Start of EXCERPTED DATA

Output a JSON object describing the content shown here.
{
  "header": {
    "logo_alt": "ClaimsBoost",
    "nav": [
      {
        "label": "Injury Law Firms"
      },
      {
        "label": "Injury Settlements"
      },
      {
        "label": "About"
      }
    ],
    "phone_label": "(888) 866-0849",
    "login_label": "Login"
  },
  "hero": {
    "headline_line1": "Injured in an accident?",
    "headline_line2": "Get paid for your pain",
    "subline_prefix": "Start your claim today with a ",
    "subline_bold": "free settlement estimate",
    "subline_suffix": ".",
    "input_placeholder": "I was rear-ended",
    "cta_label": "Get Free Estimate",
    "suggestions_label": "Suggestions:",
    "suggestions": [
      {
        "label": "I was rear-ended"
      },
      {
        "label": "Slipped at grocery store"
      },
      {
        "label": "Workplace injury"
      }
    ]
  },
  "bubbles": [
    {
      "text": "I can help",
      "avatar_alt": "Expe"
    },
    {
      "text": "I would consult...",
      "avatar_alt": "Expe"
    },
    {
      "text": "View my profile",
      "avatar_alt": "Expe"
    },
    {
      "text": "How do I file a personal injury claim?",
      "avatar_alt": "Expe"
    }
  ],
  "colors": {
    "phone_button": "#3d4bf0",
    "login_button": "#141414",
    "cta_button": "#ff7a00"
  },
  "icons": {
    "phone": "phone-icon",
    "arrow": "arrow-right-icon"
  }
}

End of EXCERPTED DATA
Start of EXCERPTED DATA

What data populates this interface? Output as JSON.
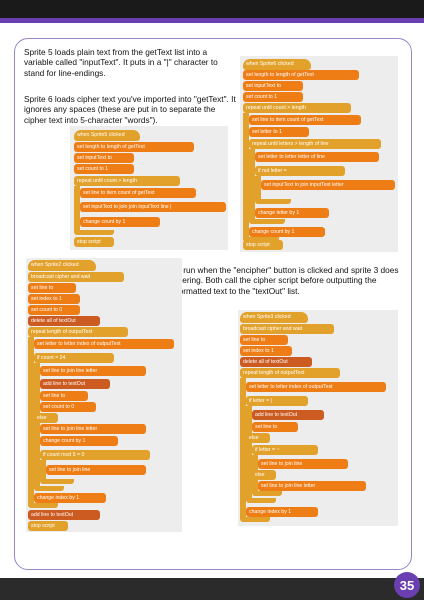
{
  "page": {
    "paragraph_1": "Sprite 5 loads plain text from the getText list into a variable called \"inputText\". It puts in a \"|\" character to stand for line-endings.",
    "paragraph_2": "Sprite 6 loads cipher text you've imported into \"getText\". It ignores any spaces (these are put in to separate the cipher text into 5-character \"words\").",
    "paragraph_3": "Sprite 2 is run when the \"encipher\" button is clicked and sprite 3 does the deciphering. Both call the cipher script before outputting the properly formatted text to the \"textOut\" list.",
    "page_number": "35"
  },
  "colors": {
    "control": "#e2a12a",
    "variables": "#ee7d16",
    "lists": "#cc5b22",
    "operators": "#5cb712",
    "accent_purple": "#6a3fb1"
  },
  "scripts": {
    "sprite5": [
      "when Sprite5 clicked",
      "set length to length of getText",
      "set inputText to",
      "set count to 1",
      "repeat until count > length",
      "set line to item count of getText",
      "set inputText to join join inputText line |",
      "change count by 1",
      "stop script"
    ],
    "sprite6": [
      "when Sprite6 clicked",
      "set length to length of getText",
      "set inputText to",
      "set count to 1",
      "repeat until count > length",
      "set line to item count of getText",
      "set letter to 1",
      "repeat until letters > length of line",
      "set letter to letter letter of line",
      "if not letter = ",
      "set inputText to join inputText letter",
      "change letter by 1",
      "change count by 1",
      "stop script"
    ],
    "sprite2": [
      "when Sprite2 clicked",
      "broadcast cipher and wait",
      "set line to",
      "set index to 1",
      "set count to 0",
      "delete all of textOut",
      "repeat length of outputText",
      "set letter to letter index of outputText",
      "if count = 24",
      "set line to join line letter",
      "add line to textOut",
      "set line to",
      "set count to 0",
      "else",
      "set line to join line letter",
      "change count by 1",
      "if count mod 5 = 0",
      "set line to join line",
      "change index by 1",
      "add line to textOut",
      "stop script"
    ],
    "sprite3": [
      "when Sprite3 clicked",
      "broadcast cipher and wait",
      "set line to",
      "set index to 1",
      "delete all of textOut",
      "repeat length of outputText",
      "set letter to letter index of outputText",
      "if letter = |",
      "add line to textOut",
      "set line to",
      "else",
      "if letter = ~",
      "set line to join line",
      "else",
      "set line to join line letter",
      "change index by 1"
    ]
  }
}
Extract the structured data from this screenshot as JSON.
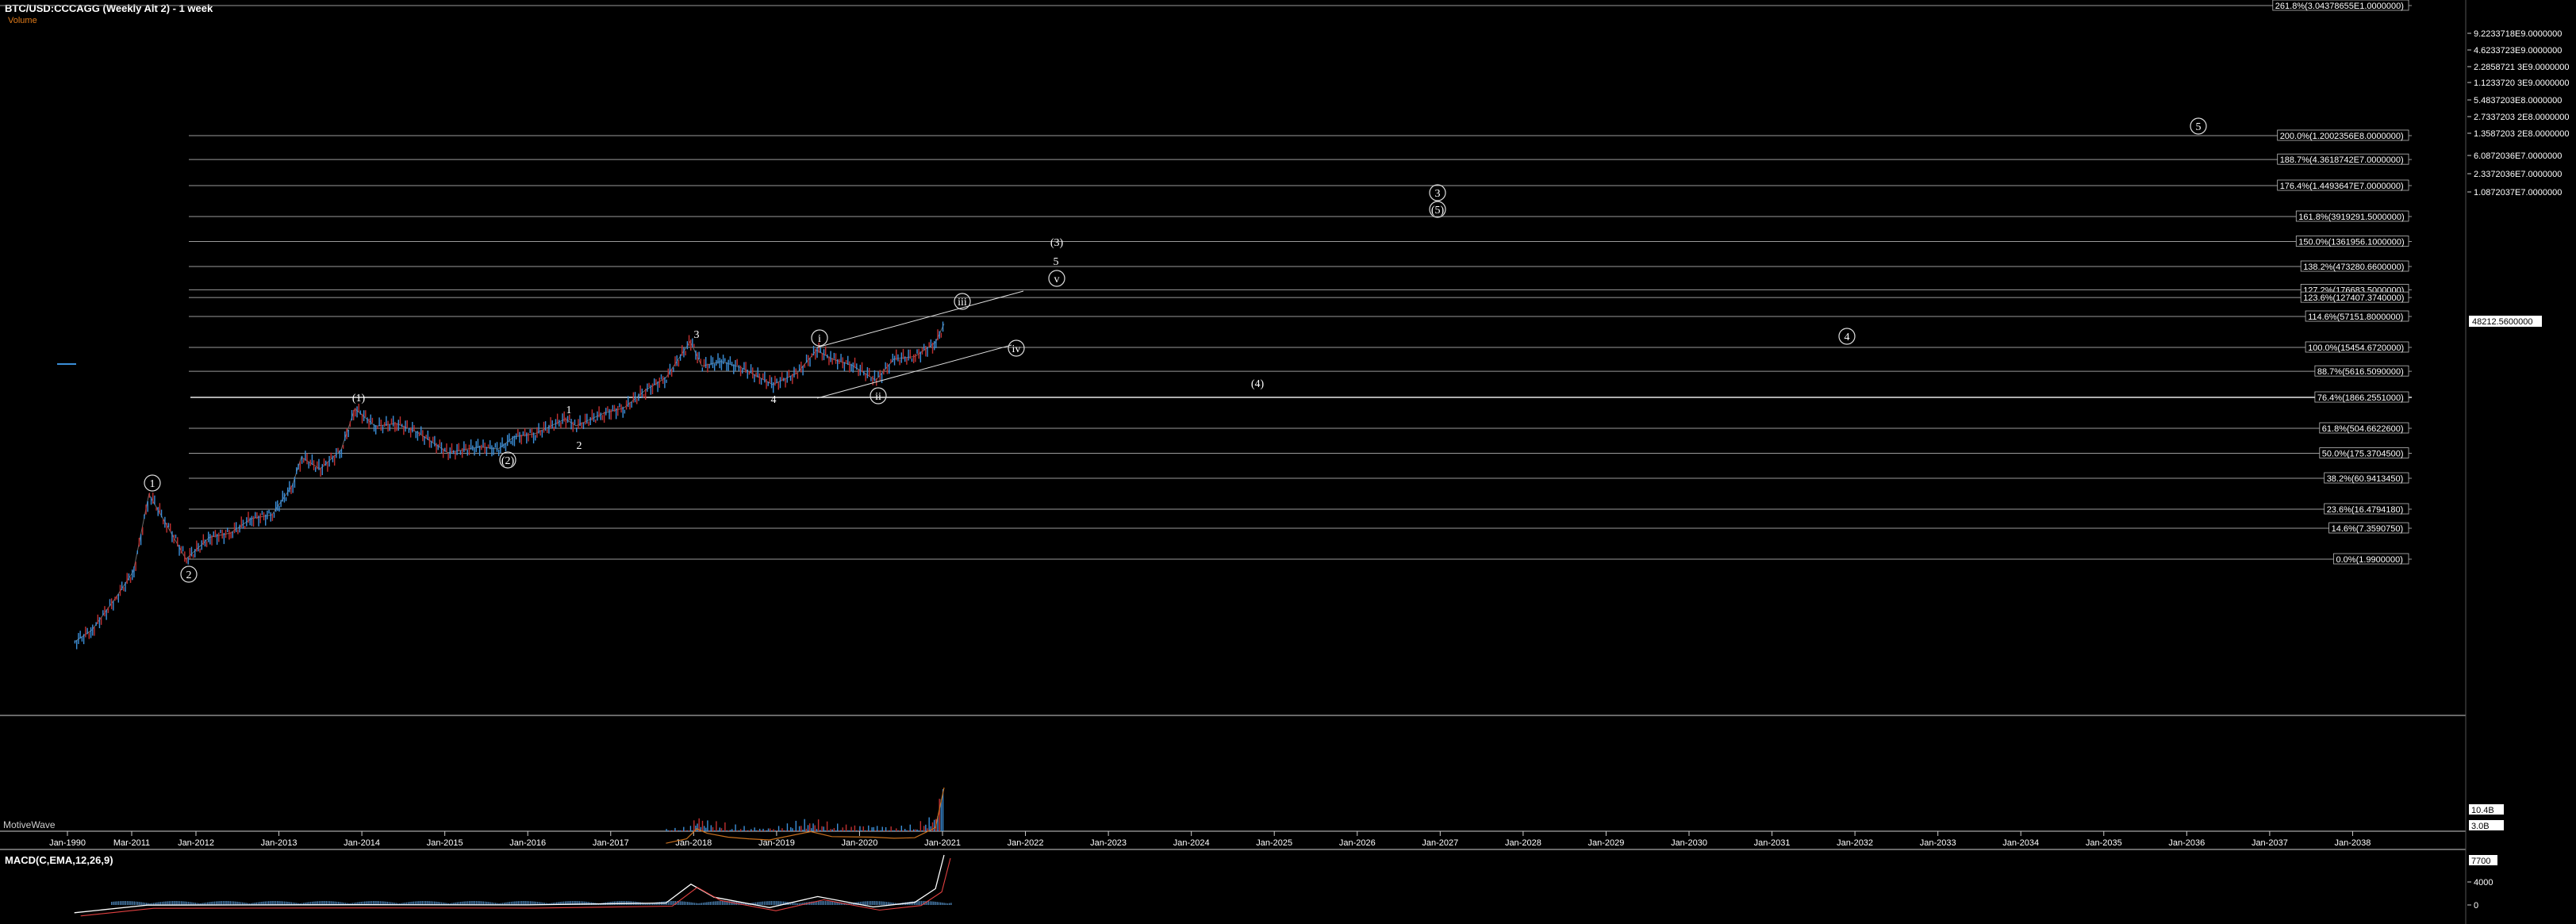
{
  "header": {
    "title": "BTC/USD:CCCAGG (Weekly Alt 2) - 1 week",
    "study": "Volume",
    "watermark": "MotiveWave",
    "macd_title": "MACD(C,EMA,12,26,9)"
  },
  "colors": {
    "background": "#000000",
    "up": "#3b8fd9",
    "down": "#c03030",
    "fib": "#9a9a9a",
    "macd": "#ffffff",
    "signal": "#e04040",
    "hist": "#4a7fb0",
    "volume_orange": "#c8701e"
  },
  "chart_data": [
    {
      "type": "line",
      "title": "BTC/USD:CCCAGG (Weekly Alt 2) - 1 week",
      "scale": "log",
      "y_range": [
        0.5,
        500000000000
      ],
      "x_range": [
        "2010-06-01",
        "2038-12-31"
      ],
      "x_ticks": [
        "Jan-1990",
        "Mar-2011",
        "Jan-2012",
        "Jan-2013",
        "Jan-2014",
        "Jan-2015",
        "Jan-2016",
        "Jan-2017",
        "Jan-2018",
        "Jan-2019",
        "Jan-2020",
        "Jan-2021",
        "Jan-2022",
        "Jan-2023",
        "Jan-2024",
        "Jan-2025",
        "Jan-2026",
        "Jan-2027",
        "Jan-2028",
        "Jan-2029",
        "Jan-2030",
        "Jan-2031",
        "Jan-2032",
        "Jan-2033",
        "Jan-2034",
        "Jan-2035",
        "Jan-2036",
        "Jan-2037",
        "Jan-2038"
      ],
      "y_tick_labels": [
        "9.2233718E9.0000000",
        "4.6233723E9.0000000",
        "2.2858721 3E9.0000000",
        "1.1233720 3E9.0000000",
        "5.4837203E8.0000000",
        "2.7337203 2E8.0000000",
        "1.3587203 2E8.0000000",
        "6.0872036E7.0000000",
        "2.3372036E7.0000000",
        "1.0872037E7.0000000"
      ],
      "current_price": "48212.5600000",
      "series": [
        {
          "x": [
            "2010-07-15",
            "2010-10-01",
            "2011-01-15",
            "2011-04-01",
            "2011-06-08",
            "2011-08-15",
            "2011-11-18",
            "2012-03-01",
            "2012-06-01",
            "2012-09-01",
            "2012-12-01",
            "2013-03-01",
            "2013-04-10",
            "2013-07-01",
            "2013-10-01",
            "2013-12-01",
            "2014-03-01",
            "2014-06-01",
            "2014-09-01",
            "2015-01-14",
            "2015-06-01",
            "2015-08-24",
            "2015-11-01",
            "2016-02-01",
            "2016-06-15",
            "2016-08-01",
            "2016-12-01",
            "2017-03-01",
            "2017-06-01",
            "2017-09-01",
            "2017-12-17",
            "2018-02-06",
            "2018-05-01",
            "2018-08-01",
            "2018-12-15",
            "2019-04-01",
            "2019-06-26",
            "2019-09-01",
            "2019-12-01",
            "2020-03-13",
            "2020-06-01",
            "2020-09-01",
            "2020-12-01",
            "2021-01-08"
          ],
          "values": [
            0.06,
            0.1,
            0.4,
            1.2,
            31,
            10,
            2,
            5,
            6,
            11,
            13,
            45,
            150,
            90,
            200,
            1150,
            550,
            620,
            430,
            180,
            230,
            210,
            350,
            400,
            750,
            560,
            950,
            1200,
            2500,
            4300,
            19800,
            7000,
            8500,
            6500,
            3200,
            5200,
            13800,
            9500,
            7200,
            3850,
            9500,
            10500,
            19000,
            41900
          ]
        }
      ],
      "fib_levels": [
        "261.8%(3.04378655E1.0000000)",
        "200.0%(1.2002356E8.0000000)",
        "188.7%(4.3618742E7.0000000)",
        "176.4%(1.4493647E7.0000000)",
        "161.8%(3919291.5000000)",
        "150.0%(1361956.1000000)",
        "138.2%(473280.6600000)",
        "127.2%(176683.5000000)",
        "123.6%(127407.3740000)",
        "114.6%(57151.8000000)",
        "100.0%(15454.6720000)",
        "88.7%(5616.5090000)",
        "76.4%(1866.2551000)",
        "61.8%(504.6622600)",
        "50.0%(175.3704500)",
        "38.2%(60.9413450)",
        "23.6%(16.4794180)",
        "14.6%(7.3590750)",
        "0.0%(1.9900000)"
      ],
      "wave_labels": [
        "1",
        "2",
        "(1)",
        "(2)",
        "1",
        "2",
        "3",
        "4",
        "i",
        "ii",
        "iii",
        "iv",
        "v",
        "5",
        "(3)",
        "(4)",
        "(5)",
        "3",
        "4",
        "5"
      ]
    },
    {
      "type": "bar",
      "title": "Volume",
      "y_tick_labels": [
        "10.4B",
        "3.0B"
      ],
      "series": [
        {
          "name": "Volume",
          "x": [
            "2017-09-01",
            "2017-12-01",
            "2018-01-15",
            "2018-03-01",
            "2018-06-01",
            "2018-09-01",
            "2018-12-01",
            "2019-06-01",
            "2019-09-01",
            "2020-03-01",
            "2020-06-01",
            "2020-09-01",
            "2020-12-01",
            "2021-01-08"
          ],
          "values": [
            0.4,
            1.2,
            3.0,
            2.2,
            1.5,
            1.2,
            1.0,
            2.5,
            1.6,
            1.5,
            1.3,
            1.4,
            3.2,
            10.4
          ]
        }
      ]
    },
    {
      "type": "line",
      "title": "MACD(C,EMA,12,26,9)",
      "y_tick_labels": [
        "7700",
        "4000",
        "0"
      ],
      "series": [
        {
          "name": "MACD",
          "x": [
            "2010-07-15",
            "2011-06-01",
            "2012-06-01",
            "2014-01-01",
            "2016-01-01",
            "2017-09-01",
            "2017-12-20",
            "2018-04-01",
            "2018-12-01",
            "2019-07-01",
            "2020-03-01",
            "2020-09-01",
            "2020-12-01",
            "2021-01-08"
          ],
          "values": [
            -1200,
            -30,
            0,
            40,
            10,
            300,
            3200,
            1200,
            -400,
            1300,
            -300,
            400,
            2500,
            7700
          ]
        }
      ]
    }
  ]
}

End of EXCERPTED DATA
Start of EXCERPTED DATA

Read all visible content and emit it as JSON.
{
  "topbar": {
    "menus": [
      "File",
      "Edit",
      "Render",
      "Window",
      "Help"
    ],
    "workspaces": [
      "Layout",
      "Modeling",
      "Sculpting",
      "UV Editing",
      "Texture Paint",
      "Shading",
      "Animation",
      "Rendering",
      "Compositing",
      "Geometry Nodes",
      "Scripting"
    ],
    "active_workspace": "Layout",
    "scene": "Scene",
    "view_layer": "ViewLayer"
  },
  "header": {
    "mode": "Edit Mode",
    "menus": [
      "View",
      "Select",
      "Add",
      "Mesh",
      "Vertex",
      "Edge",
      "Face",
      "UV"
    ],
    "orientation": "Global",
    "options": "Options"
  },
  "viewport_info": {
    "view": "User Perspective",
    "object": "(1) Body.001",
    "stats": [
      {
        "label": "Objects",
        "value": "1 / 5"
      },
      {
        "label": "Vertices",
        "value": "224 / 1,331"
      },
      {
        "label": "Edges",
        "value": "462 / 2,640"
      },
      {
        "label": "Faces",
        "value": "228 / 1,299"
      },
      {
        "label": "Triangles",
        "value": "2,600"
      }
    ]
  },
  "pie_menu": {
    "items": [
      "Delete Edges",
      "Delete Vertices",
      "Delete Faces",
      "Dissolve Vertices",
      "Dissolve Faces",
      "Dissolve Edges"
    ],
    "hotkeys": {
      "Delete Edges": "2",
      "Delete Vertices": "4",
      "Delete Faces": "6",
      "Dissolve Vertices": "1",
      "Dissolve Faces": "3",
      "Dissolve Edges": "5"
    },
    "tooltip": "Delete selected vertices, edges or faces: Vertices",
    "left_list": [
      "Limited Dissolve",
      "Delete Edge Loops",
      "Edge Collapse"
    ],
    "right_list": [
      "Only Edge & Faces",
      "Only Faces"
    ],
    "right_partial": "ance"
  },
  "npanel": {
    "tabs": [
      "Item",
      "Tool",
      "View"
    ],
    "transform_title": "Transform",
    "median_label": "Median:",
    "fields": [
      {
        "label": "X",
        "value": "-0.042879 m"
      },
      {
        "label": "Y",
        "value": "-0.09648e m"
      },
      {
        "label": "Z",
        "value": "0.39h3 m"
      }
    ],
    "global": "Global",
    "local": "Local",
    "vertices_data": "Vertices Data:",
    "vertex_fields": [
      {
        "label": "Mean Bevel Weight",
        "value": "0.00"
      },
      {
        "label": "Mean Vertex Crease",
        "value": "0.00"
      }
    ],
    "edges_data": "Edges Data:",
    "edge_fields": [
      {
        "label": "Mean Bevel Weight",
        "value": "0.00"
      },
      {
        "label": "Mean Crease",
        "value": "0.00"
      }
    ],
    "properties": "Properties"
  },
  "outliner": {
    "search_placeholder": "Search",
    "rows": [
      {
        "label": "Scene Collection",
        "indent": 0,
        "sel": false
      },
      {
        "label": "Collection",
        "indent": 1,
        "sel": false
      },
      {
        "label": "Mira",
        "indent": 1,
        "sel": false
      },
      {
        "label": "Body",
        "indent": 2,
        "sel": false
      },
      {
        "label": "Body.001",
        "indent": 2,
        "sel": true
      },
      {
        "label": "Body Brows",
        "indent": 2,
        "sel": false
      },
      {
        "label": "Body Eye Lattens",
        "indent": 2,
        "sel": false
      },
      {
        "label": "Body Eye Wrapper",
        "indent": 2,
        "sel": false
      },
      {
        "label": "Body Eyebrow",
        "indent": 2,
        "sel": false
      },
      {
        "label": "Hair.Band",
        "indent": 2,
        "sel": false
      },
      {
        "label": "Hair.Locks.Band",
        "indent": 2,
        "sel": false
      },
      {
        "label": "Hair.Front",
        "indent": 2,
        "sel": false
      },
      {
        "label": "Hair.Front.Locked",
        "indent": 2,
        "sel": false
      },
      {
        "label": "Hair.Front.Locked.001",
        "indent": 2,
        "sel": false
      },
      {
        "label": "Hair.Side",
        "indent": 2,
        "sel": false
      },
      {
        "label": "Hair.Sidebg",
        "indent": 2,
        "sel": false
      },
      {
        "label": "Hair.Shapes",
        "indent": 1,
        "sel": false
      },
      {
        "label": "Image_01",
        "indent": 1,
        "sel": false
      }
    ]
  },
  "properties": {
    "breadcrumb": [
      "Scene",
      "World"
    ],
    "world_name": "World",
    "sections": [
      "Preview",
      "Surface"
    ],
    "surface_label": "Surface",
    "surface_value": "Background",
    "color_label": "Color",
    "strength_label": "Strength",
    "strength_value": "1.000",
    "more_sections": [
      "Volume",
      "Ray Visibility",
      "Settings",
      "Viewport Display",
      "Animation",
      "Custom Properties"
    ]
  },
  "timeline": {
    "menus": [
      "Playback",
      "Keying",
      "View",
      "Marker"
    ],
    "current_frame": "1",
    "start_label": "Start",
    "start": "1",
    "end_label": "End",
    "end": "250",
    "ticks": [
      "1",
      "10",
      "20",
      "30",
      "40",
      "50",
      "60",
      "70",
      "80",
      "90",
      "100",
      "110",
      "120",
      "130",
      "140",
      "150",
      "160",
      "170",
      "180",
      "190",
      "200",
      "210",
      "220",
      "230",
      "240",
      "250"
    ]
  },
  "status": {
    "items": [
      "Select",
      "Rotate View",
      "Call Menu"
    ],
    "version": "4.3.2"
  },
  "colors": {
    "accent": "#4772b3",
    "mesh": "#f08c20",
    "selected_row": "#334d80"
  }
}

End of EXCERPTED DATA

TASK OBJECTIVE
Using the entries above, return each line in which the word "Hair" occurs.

RESPONSE TO THIS TASK
        "label": "Hair.Band",
        "label": "Hair.Locks.Band",
        "label": "Hair.Front",
        "label": "Hair.Front.Locked",
        "label": "Hair.Front.Locked.001",
        "label": "Hair.Side",
        "label": "Hair.Sidebg",
        "label": "Hair.Shapes",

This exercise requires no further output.